The .30 Carbine bore is supposed to be 0.308". Paco says he has rechambered a couple of them to 32-20 with no problems. I once had a Thompson Contender barrel in 32-20 that had a 0.308" bore. It was indifferent as a shooter. Not downright bad (no better than my 1931 Colt PPS), but it was not nearly as good as the same gun in other calibers. The .32 Carbine started out as a 32-20 that was made rimless and had heavier case walls. Why don't you download that instead of changing it over.
The blackhawk has a slow twist true 32 cal bore. It is designed to use normal 32-20 or 32 H&R bullets, max 115gr. The Contender has a .308 bore, 1:10 twist and is designed to shoot rifle bullets. I have both the 30-20 and 30 H&R mag Contender barrels, and both of them will easily shoot 5 toughing at 50 yards and consistantly group under an inch at 100 (using a rifle scope of course). Normally they are fed the RCBS 165 silhouette bullet. But with the stubby 115gr. bullets they will do maybe 3 inches, not much better. Just gotta feed them what they like. Oh, BTW the 32-20 in a Blackhawk can be loaded to much higher velocities than a 32 H&R can, using the published HV92 loads in the back of the Accurate load book. But the brass doesn't last long at this level. H&R brass from Starline lasts forever as long as you don't get too carried away.
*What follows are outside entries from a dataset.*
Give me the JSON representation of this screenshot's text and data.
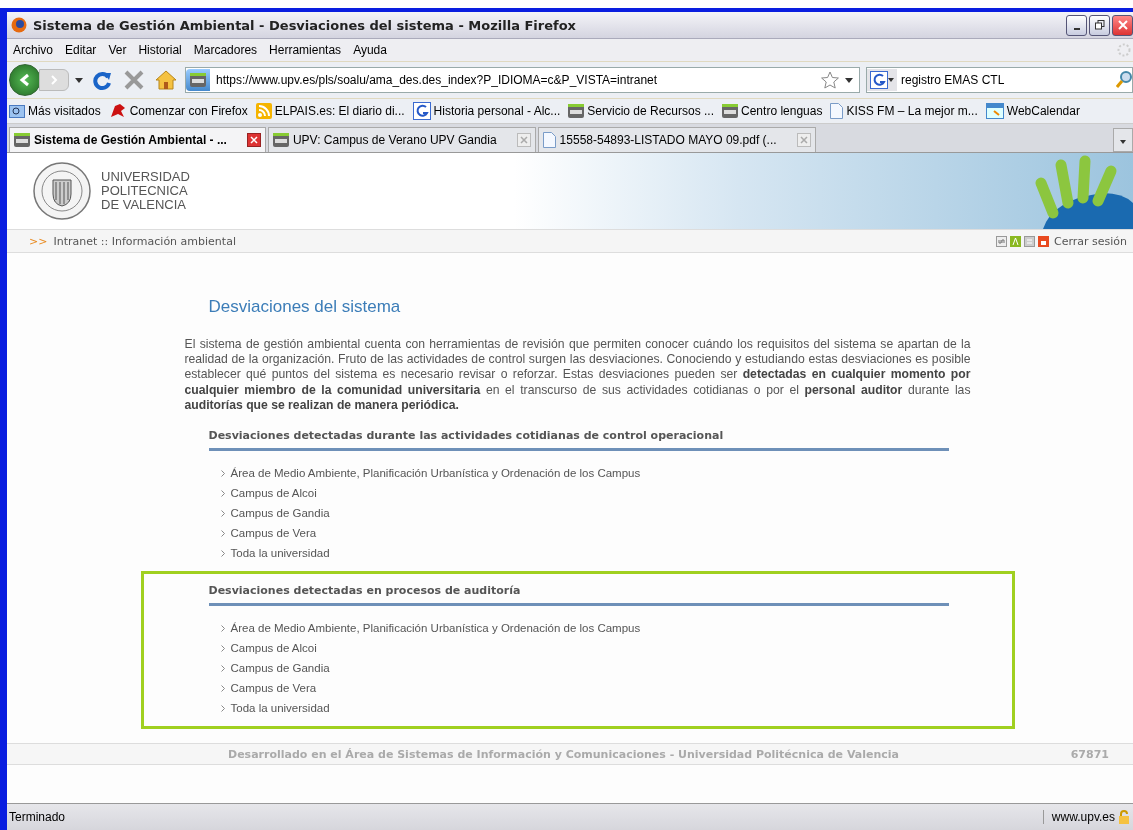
{
  "window": {
    "title": "Sistema de Gestión Ambiental - Desviaciones del sistema - Mozilla Firefox"
  },
  "menu": [
    "Archivo",
    "Editar",
    "Ver",
    "Historial",
    "Marcadores",
    "Herramientas",
    "Ayuda"
  ],
  "address_bar": {
    "value": "https://www.upv.es/pls/soalu/ama_des.des_index?P_IDIOMA=c&P_VISTA=intranet"
  },
  "search": {
    "value": "registro EMAS CTL"
  },
  "bookmarks": [
    {
      "label": "Más visitados",
      "kind": "folder"
    },
    {
      "label": "Comenzar con Firefox",
      "kind": "firefox"
    },
    {
      "label": "ELPAIS.es: El diario di...",
      "kind": "rss"
    },
    {
      "label": "Historia personal - Alc...",
      "kind": "google"
    },
    {
      "label": "Servicio de Recursos ...",
      "kind": "upv"
    },
    {
      "label": "Centro lenguas",
      "kind": "upv"
    },
    {
      "label": "KISS FM – La mejor m...",
      "kind": "page"
    },
    {
      "label": "WebCalendar",
      "kind": "calendar"
    }
  ],
  "tabs": [
    {
      "label": "Sistema de Gestión Ambiental - ...",
      "kind": "upv",
      "selected": true
    },
    {
      "label": "UPV: Campus de Verano UPV Gandia",
      "kind": "upv",
      "selected": false
    },
    {
      "label": "15558-54893-LISTADO MAYO 09.pdf (...",
      "kind": "page",
      "selected": false
    }
  ],
  "site_logo": {
    "lines": [
      "UNIVERSIDAD",
      "POLITECNICA",
      "DE VALENCIA"
    ]
  },
  "breadcrumb": {
    "marker": ">>",
    "text": "Intranet :: Información ambiental"
  },
  "logout": "Cerrar sesión",
  "page_title": "Desviaciones del sistema",
  "intro": "El sistema de gestión ambiental cuenta con herramientas de revisión que permiten conocer cuándo los requisitos del sistema se apartan de la realidad de la organización. Fruto de las actividades de control surgen las desviaciones. Conociendo y estudiando estas desviaciones es posible establecer qué puntos del sistema es necesario revisar o reforzar. Estas desviaciones pueden ser **detectadas en cualquier momento por cualquier miembro de la comunidad universitaria** en el transcurso de sus actividades cotidianas o por el **personal auditor** durante las **auditorías que se realizan de manera periódica.**",
  "sections": [
    {
      "title": "Desviaciones detectadas durante las actividades cotidianas de control operacional",
      "links": [
        "Área de Medio Ambiente, Planificación Urbanística y Ordenación de los Campus",
        "Campus de Alcoi",
        "Campus de Gandia",
        "Campus de Vera",
        "Toda la universidad"
      ]
    },
    {
      "title": "Desviaciones detectadas en procesos de auditoría",
      "highlighted": true,
      "links": [
        "Área de Medio Ambiente, Planificación Urbanística y Ordenación de los Campus",
        "Campus de Alcoi",
        "Campus de Gandia",
        "Campus de Vera",
        "Toda la universidad"
      ]
    }
  ],
  "footer": {
    "text": "Desarrollado en el Área de Sistemas de Información y Comunicaciones  - Universidad Politécnica de Valencia",
    "counter": "67871"
  },
  "status_bar": {
    "text": "Terminado",
    "domain": "www.upv.es"
  }
}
The bore and twist on the Contender barrel explain why it was best with heavy loads of slow burning rifle powder and heavy 0.308" pointed bullets (150gr plus or minus). Unfortunately, I like the 32-20 and have others in that caliber. You cannot use a "30-20" Contender cartridge in a 32-20 rifle (pointy bullets and overlength) or in a 32-20 revolver (overlength and too high a pressure). I think that Contender should have advertised it as a wildcat based on the 32-20 brass case. That would have been more honest."